Extreme gusts over 150 mph are no stranger to the high Sierra. In a 2011 blog post, WU weather historian Christopher Burt referred to an undated state record gust of 176 mph from the Mt. Ward station. Just last month, on January 8, the same station notched a 174-mph gust. (If it’s any comfort, the atmosphere at this height is about 25% thinner than at sea level, so the wind exerts less force.)
Figure 4. Preliminary data from the summit of Ward Mountain in California’s Squaw Valley ski resort show a gust to 199 mph (highest green dot). The gust occurred between 10:45 and 11:00 pm PST on Monday, February 20, 2017. Image credit: MesoWest/University of Utah via National Weather Service.
The closeness of Monday night’s amazing gusts in both time and space, as part of a multi-hour ramp-up in wind speeds, is a strong clue that the data are likely valid. Also lending credence is the location of these two stations: near ridgetops in a highly wind-prone area. “Everything would suggest that it’s pretty legit,” said John Horel (University of Utah), an expert in Western weather and climate and coordinator of the MesoWest observation network. I also got in touch with Sam Kieckhefer, the public relations coordinator for Squaw Valley/Alpine Meadows. “As far as what people have seen in recent history, it’s definitely the highest [wind gust] that has been noted,” Kieckhefer said of the 199-mph gust. The two Squaw Valley stations were installed in the 1980s, with the Siberia station at close to standard height (10 meters, or about 33 feet); information on the height of the other station wasn't immediately available. Gusts at these stations are reported every second (i.e., instantaneously), according to Western Weather Group, which works with Squaw Valley on data collection. The 1-second tempo is typical of Remote Automatic Weather Stations (RAWS). It would tend to yield slightly higher values than the 5-second gusts used by stations in the Automated Surface Observing System (ASOS). Still, it appears that the 199-mph gust could be a valid contender for the highest wind gust in California weather annals and one of the strongest gusts recorded near ground level in U.S. history.
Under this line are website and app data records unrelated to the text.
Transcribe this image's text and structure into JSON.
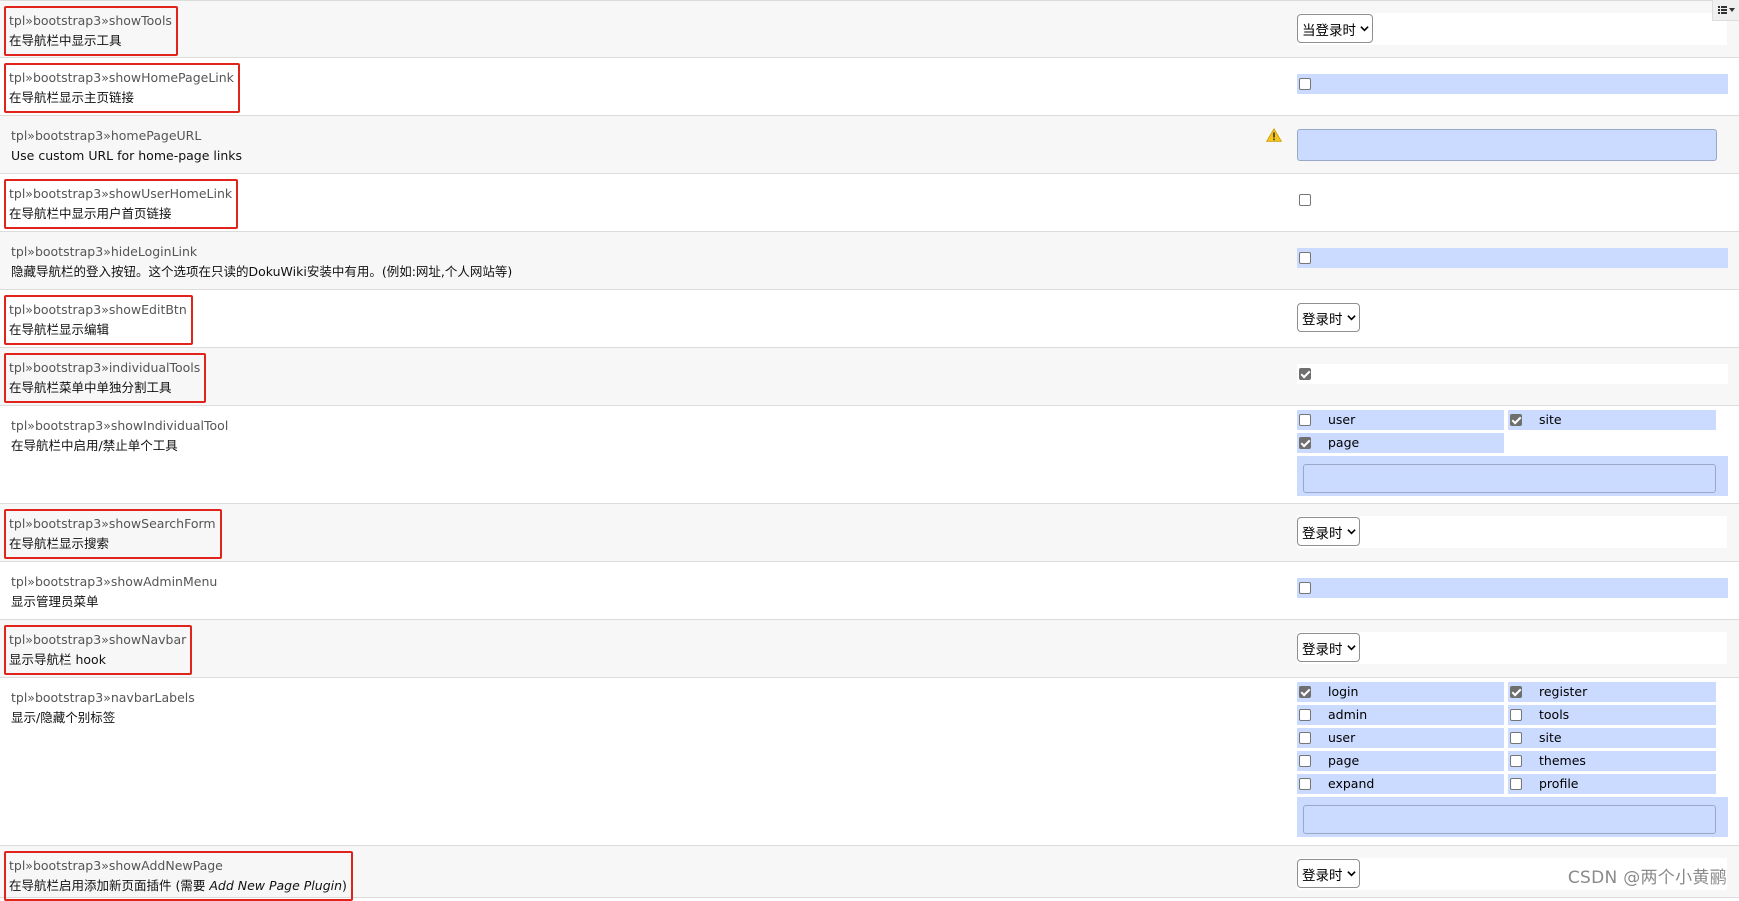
{
  "rows": [
    {
      "key": "tpl»bootstrap3»showTools",
      "desc": "在导航栏中显示工具",
      "control": "select",
      "value": "当登录时",
      "highlight": true
    },
    {
      "key": "tpl»bootstrap3»showHomePageLink",
      "desc": "在导航栏显示主页链接",
      "control": "checkbox",
      "checked": false,
      "highlight": true
    },
    {
      "key": "tpl»bootstrap3»homePageURL",
      "desc": "Use custom URL for home-page links",
      "control": "text",
      "value": "",
      "warning": true,
      "highlight": false
    },
    {
      "key": "tpl»bootstrap3»showUserHomeLink",
      "desc": "在导航栏中显示用户首页链接",
      "control": "checkbox",
      "checked": false,
      "highlight": true
    },
    {
      "key": "tpl»bootstrap3»hideLoginLink",
      "desc": "隐藏导航栏的登入按钮。这个选项在只读的DokuWiki安装中有用。(例如:网址,个人网站等)",
      "control": "checkbox",
      "checked": false,
      "highlight": false
    },
    {
      "key": "tpl»bootstrap3»showEditBtn",
      "desc": "在导航栏显示编辑",
      "control": "select",
      "value": "登录时",
      "highlight": true
    },
    {
      "key": "tpl»bootstrap3»individualTools",
      "desc": "在导航栏菜单中单独分割工具",
      "control": "checkbox",
      "checked": true,
      "highlight": true
    },
    {
      "key": "tpl»bootstrap3»showIndividualTool",
      "desc": "在导航栏中启用/禁止单个工具",
      "control": "multi",
      "options": [
        {
          "label": "user",
          "checked": false
        },
        {
          "label": "site",
          "checked": true
        },
        {
          "label": "page",
          "checked": true
        }
      ],
      "highlight": false
    },
    {
      "key": "tpl»bootstrap3»showSearchForm",
      "desc": "在导航栏显示搜索",
      "control": "select",
      "value": "登录时",
      "highlight": true
    },
    {
      "key": "tpl»bootstrap3»showAdminMenu",
      "desc": "显示管理员菜单",
      "control": "checkbox",
      "checked": false,
      "highlight": false
    },
    {
      "key": "tpl»bootstrap3»showNavbar",
      "desc": "显示导航栏 hook",
      "control": "select",
      "value": "登录时",
      "highlight": true
    },
    {
      "key": "tpl»bootstrap3»navbarLabels",
      "desc": "显示/隐藏个别标签",
      "control": "multi",
      "options": [
        {
          "label": "login",
          "checked": true
        },
        {
          "label": "register",
          "checked": true
        },
        {
          "label": "admin",
          "checked": false
        },
        {
          "label": "tools",
          "checked": false
        },
        {
          "label": "user",
          "checked": false
        },
        {
          "label": "site",
          "checked": false
        },
        {
          "label": "page",
          "checked": false
        },
        {
          "label": "themes",
          "checked": false
        },
        {
          "label": "expand",
          "checked": false
        },
        {
          "label": "profile",
          "checked": false
        }
      ],
      "highlight": false
    },
    {
      "key": "tpl»bootstrap3»showAddNewPage",
      "desc": "在导航栏启用添加新页面插件 (需要 ",
      "desc_em": "Add New Page Plugin",
      "desc_end": ")",
      "control": "select",
      "value": "登录时",
      "highlight": true
    }
  ],
  "watermark": "CSDN @两个小黄鹂",
  "icons": {
    "warning": "warning-icon",
    "corner": "list-menu-icon",
    "select": "chevron-down-icon"
  },
  "colors": {
    "highlight": "#e0241b",
    "input_bg": "#cbdaff"
  }
}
Bob Henson and Jeff Masters
Video 1. Drone footage of the iconic 72-foot diameter Glory Hole spillway at Monticello Dam on Monday, Feb. 20, 2017, in Lake Berryessa, California.